Dr. Bender has two daughters by his first wife. They call him up during his sessions with his patients and ask for help with their homework. When Dr. Bender cannot help them, he sometimes asks the patient who is with him to do so. Gail helped Dr. Bender's daughter do a report on off-track betting.
Dr. Bender is very much a male chauvinist. He says he is a phallic imperialist. He thinks this is very funny. ("Mini-People")

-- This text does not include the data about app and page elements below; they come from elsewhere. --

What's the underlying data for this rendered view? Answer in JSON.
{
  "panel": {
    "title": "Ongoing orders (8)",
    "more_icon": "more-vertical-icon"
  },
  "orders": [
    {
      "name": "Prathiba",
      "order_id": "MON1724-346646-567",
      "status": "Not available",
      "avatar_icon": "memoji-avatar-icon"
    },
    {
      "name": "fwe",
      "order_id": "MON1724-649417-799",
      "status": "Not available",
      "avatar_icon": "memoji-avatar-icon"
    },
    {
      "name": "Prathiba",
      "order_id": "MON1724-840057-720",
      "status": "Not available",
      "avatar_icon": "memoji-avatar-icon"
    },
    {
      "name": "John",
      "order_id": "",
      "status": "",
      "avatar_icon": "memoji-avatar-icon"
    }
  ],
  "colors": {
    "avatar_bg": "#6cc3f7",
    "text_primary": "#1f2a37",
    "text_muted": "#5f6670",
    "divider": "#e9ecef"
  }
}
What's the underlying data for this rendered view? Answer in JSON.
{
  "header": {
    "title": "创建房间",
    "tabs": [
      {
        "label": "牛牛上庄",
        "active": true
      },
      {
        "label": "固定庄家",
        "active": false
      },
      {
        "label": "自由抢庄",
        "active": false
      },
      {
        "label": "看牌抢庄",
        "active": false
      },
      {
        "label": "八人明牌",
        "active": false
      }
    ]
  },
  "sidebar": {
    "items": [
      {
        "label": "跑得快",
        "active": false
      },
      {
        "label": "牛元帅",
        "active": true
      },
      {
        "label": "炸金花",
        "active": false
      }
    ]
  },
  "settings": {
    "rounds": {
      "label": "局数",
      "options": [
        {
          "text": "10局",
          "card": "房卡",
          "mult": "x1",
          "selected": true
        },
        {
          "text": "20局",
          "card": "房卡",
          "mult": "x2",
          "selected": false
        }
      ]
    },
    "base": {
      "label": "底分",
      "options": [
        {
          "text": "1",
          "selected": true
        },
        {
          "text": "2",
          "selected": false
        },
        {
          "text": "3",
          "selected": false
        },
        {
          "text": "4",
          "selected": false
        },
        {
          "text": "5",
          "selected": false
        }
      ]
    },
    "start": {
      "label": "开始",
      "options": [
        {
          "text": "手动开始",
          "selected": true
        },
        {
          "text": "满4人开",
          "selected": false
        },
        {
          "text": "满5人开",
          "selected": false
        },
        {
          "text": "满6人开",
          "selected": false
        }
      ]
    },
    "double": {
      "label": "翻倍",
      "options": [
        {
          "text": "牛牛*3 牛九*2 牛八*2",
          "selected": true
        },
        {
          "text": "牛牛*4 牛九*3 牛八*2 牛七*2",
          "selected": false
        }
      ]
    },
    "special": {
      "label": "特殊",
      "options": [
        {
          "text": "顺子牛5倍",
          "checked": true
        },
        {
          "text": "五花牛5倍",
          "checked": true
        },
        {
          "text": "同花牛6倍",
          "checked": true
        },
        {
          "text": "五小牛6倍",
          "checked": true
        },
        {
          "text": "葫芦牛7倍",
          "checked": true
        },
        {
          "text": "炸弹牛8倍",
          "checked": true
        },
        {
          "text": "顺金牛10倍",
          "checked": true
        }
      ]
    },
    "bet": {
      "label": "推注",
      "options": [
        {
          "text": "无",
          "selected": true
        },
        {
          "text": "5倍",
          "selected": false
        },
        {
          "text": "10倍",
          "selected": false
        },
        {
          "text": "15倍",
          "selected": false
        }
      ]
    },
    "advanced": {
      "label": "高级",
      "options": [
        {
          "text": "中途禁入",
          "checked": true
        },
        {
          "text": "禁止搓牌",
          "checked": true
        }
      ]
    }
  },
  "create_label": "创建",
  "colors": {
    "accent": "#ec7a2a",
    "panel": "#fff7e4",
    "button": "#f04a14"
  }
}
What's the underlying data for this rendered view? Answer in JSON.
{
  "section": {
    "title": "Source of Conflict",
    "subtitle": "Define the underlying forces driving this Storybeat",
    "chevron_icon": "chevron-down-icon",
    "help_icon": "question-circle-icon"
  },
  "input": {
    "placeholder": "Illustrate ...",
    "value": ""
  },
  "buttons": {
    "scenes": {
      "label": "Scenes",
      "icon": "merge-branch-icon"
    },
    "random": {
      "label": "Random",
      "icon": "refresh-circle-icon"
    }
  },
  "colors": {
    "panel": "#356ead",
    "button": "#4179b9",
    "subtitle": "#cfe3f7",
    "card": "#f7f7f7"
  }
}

Grayson's limitations reveal themselves just as quickly, however, whenever he has to narrate anything. Exposition, the communication of background information in order to set up the story, seems to give him particular trouble. In other cases, he lets significant details fall from the narrator's mouth like a bolus of partly-chewed meat: "Some things I couldn't bring myself to talk about with Sean. Like his father ("I Survived Caracas Traffic"). The reader sits in suspense wondering just what the author is about to reveal about Sean's father! Obligingly, the author fills us in with his next paragraph: "At first I figured his parents were divorced, but when he talked about getting social security, I realized Sean's father had died, and from other things he said -- though he never mentioned his father -- I realized it was a hurt so deep I didn't dare explore it." That pretty much covers all we need to know about Sean's father, so we can move on to other things.

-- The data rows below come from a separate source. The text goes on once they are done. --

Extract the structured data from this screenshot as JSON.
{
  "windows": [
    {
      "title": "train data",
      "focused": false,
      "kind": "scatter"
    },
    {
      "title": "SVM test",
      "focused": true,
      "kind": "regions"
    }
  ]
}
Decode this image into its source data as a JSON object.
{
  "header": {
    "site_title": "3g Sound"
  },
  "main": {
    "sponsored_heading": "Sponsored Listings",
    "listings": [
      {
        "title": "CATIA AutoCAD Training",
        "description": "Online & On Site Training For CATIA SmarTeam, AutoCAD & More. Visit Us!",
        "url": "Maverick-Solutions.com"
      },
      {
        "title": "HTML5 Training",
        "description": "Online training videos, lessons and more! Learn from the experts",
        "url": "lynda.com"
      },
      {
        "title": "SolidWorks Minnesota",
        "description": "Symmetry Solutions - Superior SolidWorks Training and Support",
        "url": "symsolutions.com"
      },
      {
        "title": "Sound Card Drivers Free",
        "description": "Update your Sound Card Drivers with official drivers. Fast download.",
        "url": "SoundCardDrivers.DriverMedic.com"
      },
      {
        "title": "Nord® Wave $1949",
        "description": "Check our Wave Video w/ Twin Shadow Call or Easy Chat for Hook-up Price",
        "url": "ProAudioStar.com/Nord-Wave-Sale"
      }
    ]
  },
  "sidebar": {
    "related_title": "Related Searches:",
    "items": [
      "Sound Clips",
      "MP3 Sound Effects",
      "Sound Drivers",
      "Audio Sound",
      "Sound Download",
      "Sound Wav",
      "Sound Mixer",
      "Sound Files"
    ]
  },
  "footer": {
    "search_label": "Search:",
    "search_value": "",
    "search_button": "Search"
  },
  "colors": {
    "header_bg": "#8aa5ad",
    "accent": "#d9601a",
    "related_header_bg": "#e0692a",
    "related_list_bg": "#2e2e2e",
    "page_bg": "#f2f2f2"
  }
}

One story, entitled "A Clumsy Story," lays bare the mechanisms of short story writing. The "clumsy story" which is the internal object of the framing author's "Preface" and "Apology" bears an uncanny resemblance of style and character of other stories in the book. In a preemptive gesture of meta-fictional irony, thus, Grayson takes up criticisms of his work (such as the one I made above) and incorporates them as the premise of a new story. The question arises within the reader's head: Is Grayson a more proficient writer than I had thought? Maybe all those awkward passages were a sign of true sophistication! Yet it is not just the framed story that is clumsy; it is also the meta-fictional handling. There is none of the comic inventiveness of Barth or Sorrentino; nor is there the poetic play with narrative time that one finds in Calvino or Cortazar.

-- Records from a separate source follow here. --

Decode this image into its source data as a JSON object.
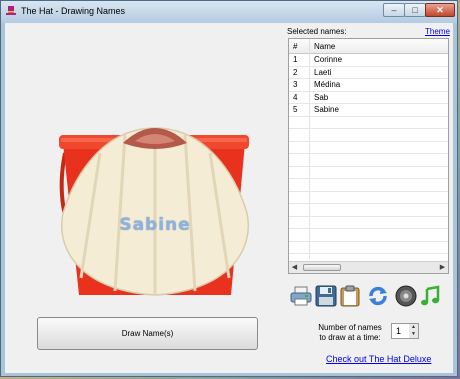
{
  "window": {
    "title": "The Hat - Drawing Names",
    "controls": {
      "minimize": "–",
      "maximize": "□",
      "close": "✕"
    }
  },
  "drawn_name": "Sabine",
  "draw_button": {
    "label": "Draw Name(s)"
  },
  "selected": {
    "label": "Selected names:",
    "theme_link": "Theme",
    "columns": {
      "num": "#",
      "name": "Name"
    },
    "rows": [
      {
        "num": "1",
        "name": "Corinne"
      },
      {
        "num": "2",
        "name": "Laeti"
      },
      {
        "num": "3",
        "name": "Médina"
      },
      {
        "num": "4",
        "name": "Sab"
      },
      {
        "num": "5",
        "name": "Sabine"
      }
    ]
  },
  "toolbar": {
    "icons": [
      "printer-icon",
      "save-icon",
      "clipboard-icon",
      "refresh-icon",
      "speaker-icon",
      "music-note-icon"
    ]
  },
  "count": {
    "label": "Number of names to draw at a time:",
    "value": "1"
  },
  "deluxe_link": "Check out The Hat Deluxe",
  "colors": {
    "bucket": "#e8321e",
    "shell": "#f4ecd4",
    "name_text": "#8fb2dc",
    "link": "#0000ee"
  }
}
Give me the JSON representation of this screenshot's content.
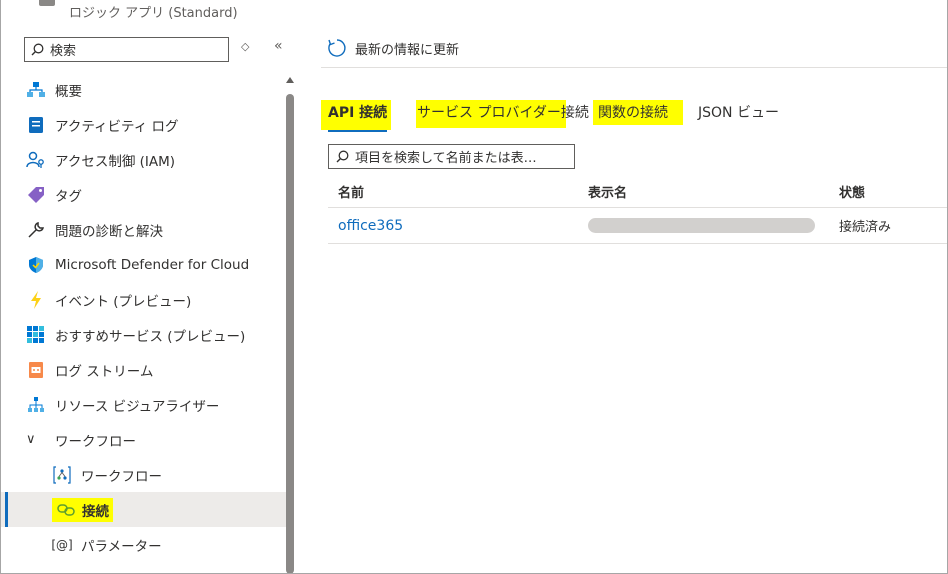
{
  "app": {
    "subtitle": "ロジック アプリ (Standard)"
  },
  "sidebar": {
    "search_placeholder": "検索",
    "updown_glyph": "◇",
    "collapse_glyph": "«",
    "items": [
      {
        "label": "概要",
        "icon": "overview-icon"
      },
      {
        "label": "アクティビティ ログ",
        "icon": "activity-log-icon"
      },
      {
        "label": "アクセス制御 (IAM)",
        "icon": "iam-icon"
      },
      {
        "label": "タグ",
        "icon": "tag-icon"
      },
      {
        "label": "問題の診断と解決",
        "icon": "wrench-icon"
      },
      {
        "label": "Microsoft Defender for Cloud",
        "icon": "shield-icon"
      },
      {
        "label": "イベント (プレビュー)",
        "icon": "lightning-icon"
      },
      {
        "label": "おすすめサービス (プレビュー)",
        "icon": "grid-icon"
      },
      {
        "label": "ログ ストリーム",
        "icon": "log-stream-icon"
      },
      {
        "label": "リソース ビジュアライザー",
        "icon": "visualizer-icon"
      }
    ],
    "group": {
      "label": "ワークフロー",
      "chevron": "∨"
    },
    "sub_items": [
      {
        "label": "ワークフロー",
        "icon": "workflow-icon"
      },
      {
        "label": "接続",
        "icon": "connection-icon",
        "active": true
      },
      {
        "label": "パラメーター",
        "icon": "parameters-icon",
        "glyph": "[@]"
      }
    ]
  },
  "toolbar": {
    "refresh_label": "最新の情報に更新"
  },
  "tabs": [
    {
      "label": "API 接続",
      "active": true,
      "highlighted": true
    },
    {
      "label": "サービス プロバイダー接続",
      "highlighted": true
    },
    {
      "label": "関数の接続",
      "highlighted": true
    },
    {
      "label": "JSON ビュー",
      "highlighted": false
    }
  ],
  "filter": {
    "placeholder": "項目を検索して名前または表…"
  },
  "table": {
    "columns": [
      "名前",
      "表示名",
      "状態"
    ],
    "rows": [
      {
        "name": "office365",
        "display_name": "",
        "status": "接続済み"
      }
    ]
  },
  "colors": {
    "accent": "#0f6cbd",
    "highlight": "#ffff00",
    "active_bg": "#edebe9"
  }
}
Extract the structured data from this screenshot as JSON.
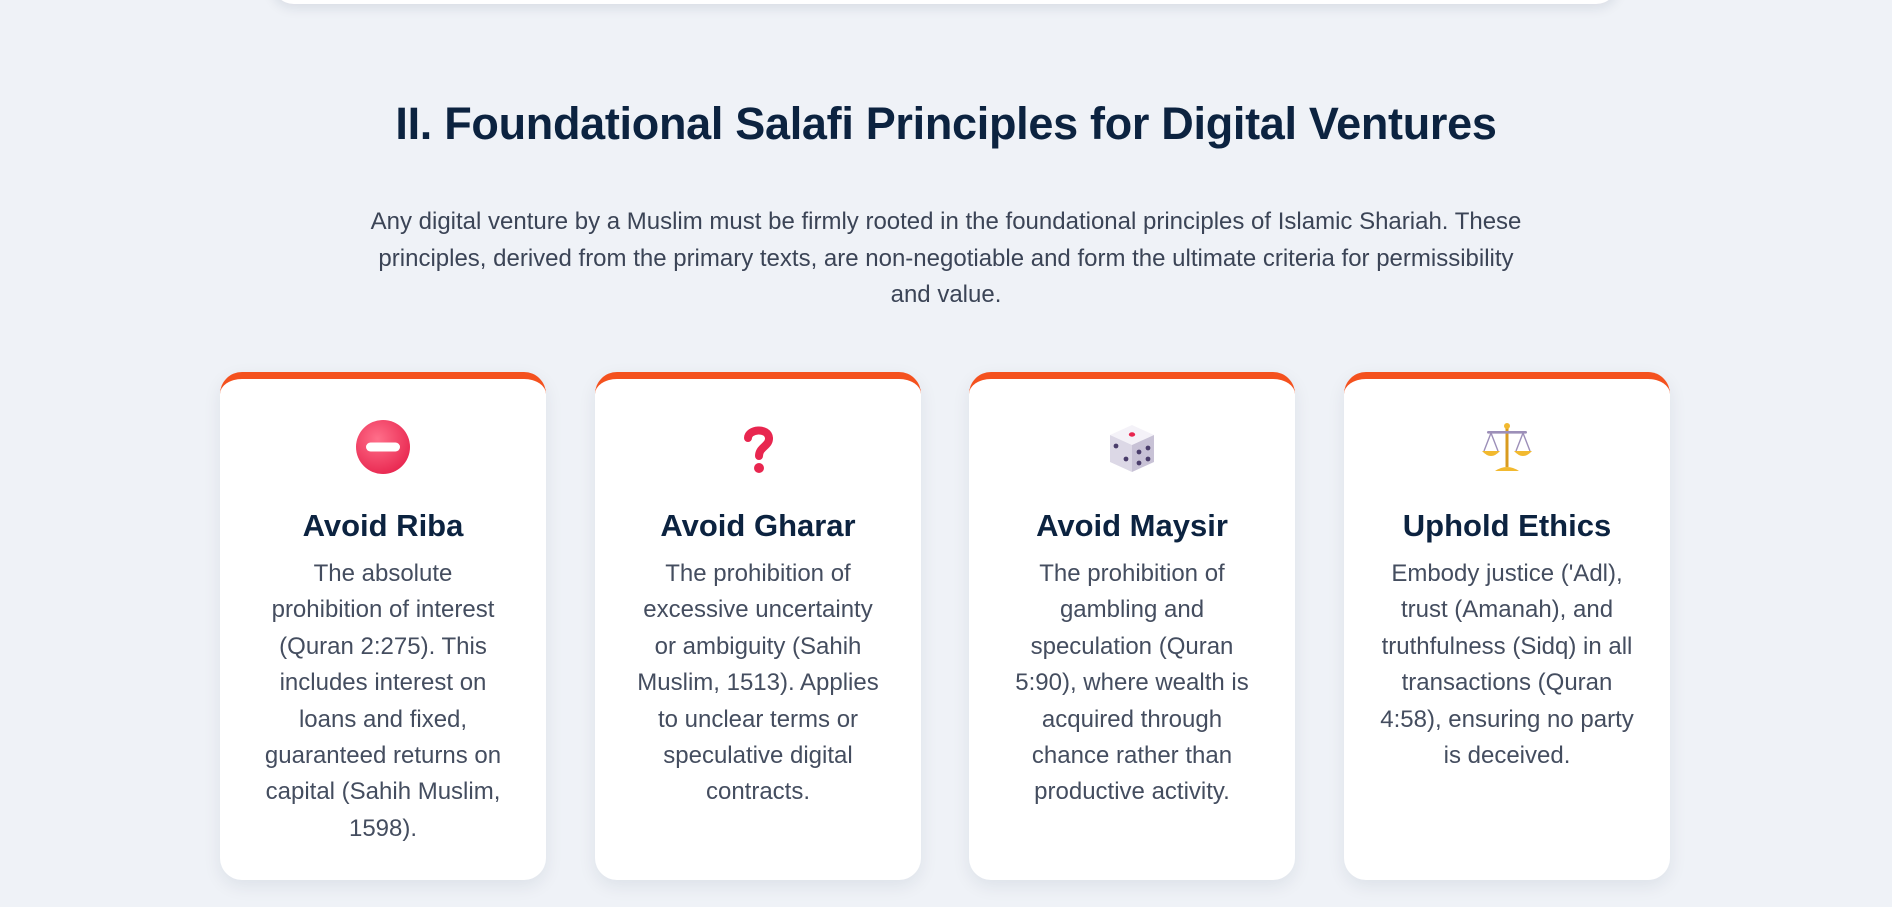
{
  "section": {
    "title": "II. Foundational Salafi Principles for Digital Ventures",
    "intro": "Any digital venture by a Muslim must be firmly rooted in the foundational principles of Islamic Shariah. These principles, derived from the primary texts, are non-negotiable and form the ultimate criteria for permissibility and value."
  },
  "colors": {
    "accent": "#f4511e",
    "heading": "#0c2340",
    "body_text": "#444d5f",
    "background": "#eff2f7",
    "card": "#ffffff"
  },
  "cards": [
    {
      "icon": "no-entry-icon",
      "title": "Avoid Riba",
      "text": "The absolute prohibition of interest (Quran 2:275). This includes interest on loans and fixed, guaranteed returns on capital (Sahih Muslim, 1598)."
    },
    {
      "icon": "question-mark-icon",
      "title": "Avoid Gharar",
      "text": "The prohibition of excessive uncertainty or ambiguity (Sahih Muslim, 1513). Applies to unclear terms or speculative digital contracts."
    },
    {
      "icon": "dice-icon",
      "title": "Avoid Maysir",
      "text": "The prohibition of gambling and speculation (Quran 5:90), where wealth is acquired through chance rather than productive activity."
    },
    {
      "icon": "balance-scale-icon",
      "title": "Uphold Ethics",
      "text": "Embody justice ('Adl), trust (Amanah), and truthfulness (Sidq) in all transactions (Quran 4:58), ensuring no party is deceived."
    }
  ]
}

Yet still one last lingering doubt remains: perhaps this clumsy meta-fictionalizing is an even more subtl ironic criticism of the pretense of meta-fiction to refresh the text, to save it from its fall into conventionality. Perhaps Grayson is telling us that meta-fiction itself has become convention, that this war-horse of "post-modern fiction" is as flyblown as the conventions of Victorian realism. Perhaps. But may I be forgiven if I express my doubt that this is the case. The problem with irony, of course, as Schlegel had already noted nearly two hundred years ago, is that there is no sure way of telling where it begins and ends Irony tends to spread over everything it touches, whether by design or by unwanted extension. But as another man wisely said, just because I can't prove that an abyss won't gape before me when I open my door, doesn't mean I need to act as if it will. Accordingly, then, I draw this review to its meeted close with a timid profession of faith: sometimes "a clumsy story" is just that, and meta-fictional irony -- or is it meta-meta-fictional irony? -- can do nothing to persuade me that it is more
Tyrus Miller teaches Comparative Literature, English and Film Studies at Yale University, where he is working on a critical study of late modernist fiction. His most recent publications include articles on Beckett, Mina Loy, William Carlos Williams, C. Day Lewis, John Cage, and Massimo Cacciari.